There are so many quaint little communities along the Oregon Coast but possibly none so famous as Astoria. It’s the oldest city west of the Rockies, it’s where Lewis and Clark ended their westward expedition (well, technically at Fort Clatsop just 5 miles southwest of Astoria), and it’s been the backdrop of several movies including The Goonies, Short Circuit, Into the Wild, and The Ring. Astoria sits in the very northwest corner of Oregon where the Columbia River meets the Pacific Ocean. Not only are there fantastic breweries– Buoy and Fort George are favorites – there’s also the riverwalk (fun to explore by foot, bicycle or trolley) and climbing up the Astoria Column to get great views of the area (GPS above). We would recommend visiting the wonderful Sunday Farmer’s Market or heading to Fort Stevens State Park to see the ghostly remains of the Peter Iredale shipwreck, which ran aground in 1906.
Where we camped: Lewis & Clark Golf Course & RV Park in Astoria
12. EXPLORE THE WALLOWA MOUNTAINS
- Joseph, Oregon
- GPS: 45.280887, -117.211842
The Wallowa Mountains are an unexpected and awe-inspiring gem located in the far northeast corner of the state. They’re known as the Swiss Alps of Oregon and it’s no surprise that this area also makes it on the Seven Wonders of Oregon list. It’s definitely an out of the way place to visit, but oh so worth it. This area sees a lot of winter snow, so the best time to catch open trails is during the summer months. RV sites are available at Wallowa Lake State Park (GPS above) and at a handful of nearby RV parks – be aware that reservations can fill quickly. In addition to boating and kayaking on the gorgeous lake be sure to hit some of the hiking trails. We loved the Hurricane Creek trail in the Eagle Cap Wilderness. For especially dramatic views take the tram up Mt. Howard and hike the 2 mile loop at the top. Tram tickets are a bit spendy at $35/person but the ride is adventurous, the views are phenomenal and at the top there’s a cafe with outdoor seating.

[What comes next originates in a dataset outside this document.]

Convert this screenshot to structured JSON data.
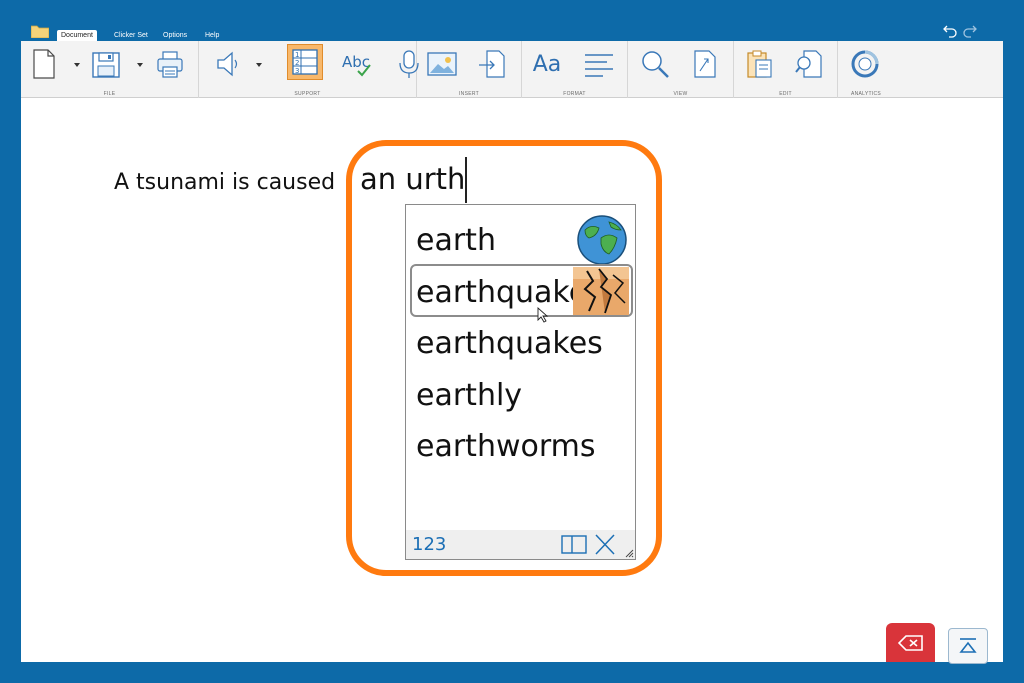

Where we camped: Wallowa Lake State Park and nearby Scenic Meadows RV Park
Okay, your turn! We’d love to hear about your favorite stops in the state. Leave us a comment below with your must-see places in this Pacific Wonderland.